Data released on the first week after the official launch of trading via Swap Execution Facilities (SEF) showed that trading was substantial at a volume of 6,500 swaps, which initially averaged 1200 trades daily. While market share leaders including Bloomberg (which led at 84% for FX derivatives), and ICAP (which led with 70% market share for interest rate swaps) enjoyed a profitable week, many analysts were skeptical in this early snapshot of results, sensing that over time the volume will shift in favor of other types of dealers.
More importantly, many doubt that SEF volume will continue at the same rate because of the ongoing doubts that overshadowed the new platform before it came into existence. Prior the Dodd-Frank derivatives rules coming into effect, fears about the cumbersome reporting and registration requirements for trading via SEF’s were expressed fervently by US firms. But US firms are not the only ones taking the heat now; their EU counterparts are also impacted.
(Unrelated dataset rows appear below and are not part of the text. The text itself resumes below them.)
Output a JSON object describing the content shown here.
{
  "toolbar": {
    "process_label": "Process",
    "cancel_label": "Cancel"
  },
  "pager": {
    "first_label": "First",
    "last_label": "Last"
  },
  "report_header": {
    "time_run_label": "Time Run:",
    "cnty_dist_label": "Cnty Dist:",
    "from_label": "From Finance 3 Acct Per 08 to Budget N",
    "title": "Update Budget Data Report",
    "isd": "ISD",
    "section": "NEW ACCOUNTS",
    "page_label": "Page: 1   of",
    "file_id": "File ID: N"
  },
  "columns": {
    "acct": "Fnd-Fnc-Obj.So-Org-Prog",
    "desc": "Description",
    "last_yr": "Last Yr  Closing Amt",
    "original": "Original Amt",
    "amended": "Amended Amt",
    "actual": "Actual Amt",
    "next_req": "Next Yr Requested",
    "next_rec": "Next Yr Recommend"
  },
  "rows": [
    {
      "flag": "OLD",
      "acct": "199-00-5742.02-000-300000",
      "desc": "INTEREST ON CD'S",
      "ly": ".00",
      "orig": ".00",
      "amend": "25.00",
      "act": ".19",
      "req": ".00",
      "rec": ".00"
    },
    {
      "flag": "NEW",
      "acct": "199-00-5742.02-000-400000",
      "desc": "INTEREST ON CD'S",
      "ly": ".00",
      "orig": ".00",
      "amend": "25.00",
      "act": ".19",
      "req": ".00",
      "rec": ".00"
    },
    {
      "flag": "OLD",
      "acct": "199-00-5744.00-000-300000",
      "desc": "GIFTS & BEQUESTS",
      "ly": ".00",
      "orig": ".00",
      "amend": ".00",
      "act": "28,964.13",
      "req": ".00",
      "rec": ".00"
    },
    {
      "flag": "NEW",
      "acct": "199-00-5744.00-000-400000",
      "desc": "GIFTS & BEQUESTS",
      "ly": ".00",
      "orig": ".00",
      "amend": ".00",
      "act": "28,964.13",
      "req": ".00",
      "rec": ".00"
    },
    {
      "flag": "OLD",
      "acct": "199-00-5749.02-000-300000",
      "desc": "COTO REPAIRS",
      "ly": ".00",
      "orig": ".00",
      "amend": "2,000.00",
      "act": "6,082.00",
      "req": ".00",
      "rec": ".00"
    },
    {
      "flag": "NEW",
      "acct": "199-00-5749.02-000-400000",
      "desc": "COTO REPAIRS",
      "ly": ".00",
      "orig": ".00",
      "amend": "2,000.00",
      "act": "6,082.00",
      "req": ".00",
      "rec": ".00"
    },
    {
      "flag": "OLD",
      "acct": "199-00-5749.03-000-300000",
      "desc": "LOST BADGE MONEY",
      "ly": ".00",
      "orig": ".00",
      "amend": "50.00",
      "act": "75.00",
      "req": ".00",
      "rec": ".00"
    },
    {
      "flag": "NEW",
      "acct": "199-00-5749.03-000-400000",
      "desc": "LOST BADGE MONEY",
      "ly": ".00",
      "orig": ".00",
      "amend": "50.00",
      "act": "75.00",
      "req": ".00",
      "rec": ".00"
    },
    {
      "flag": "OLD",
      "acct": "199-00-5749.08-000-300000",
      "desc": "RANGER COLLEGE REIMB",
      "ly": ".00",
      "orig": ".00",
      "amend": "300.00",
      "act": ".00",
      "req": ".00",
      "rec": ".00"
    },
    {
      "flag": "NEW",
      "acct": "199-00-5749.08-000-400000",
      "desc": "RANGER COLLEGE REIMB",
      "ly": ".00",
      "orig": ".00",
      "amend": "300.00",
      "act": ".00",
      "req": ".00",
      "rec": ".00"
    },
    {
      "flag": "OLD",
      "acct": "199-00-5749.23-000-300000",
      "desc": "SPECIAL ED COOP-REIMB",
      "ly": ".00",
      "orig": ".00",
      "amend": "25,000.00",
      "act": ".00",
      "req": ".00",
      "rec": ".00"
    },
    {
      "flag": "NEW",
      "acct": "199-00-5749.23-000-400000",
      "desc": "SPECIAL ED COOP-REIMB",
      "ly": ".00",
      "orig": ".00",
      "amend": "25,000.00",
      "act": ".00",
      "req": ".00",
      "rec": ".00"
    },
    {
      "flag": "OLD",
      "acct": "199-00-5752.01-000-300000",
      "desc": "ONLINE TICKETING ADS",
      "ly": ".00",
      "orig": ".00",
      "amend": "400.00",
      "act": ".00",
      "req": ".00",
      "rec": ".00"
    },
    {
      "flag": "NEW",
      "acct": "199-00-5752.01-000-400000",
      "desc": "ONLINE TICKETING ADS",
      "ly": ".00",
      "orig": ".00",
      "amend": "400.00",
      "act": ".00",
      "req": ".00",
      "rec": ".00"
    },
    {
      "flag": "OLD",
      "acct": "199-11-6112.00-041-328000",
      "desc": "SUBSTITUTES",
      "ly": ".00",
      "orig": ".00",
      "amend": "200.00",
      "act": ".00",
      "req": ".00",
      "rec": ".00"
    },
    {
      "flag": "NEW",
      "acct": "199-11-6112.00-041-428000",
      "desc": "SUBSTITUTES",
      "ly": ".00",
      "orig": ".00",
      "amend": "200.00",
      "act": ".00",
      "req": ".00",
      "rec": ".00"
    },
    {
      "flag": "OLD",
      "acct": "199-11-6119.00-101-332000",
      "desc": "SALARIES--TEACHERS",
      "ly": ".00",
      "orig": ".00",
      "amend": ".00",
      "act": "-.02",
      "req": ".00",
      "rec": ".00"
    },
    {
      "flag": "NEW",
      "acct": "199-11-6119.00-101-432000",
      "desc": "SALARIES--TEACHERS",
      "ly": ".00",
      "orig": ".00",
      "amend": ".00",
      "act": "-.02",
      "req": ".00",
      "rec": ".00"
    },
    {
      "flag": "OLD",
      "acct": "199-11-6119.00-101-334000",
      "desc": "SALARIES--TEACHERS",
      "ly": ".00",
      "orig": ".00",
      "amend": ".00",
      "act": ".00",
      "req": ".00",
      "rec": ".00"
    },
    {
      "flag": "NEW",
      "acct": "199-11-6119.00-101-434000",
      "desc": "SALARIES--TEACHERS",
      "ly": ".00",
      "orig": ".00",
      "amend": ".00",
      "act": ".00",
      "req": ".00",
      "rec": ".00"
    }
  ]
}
Outside of the controversial cross-border trading rules proposed by the CFTC which would require all European firms with branches in the US to process their trades through central clearing houses, they also must be registered as SEF’s to facilitate trades with US firms.
Once again, the murky rules guiding the OTC markets between the US and EU remain unresolved, and as a result, we are already seeing liquidity fragment. Furthermore, the concern of investors turning to swap futures continues to threaten the market. It may be too soon to tell how SEF trading will shape up, and while we can only hope that volume miraculously holds, too many factors are working against its success.
Read further analysis on the topic at The Trade News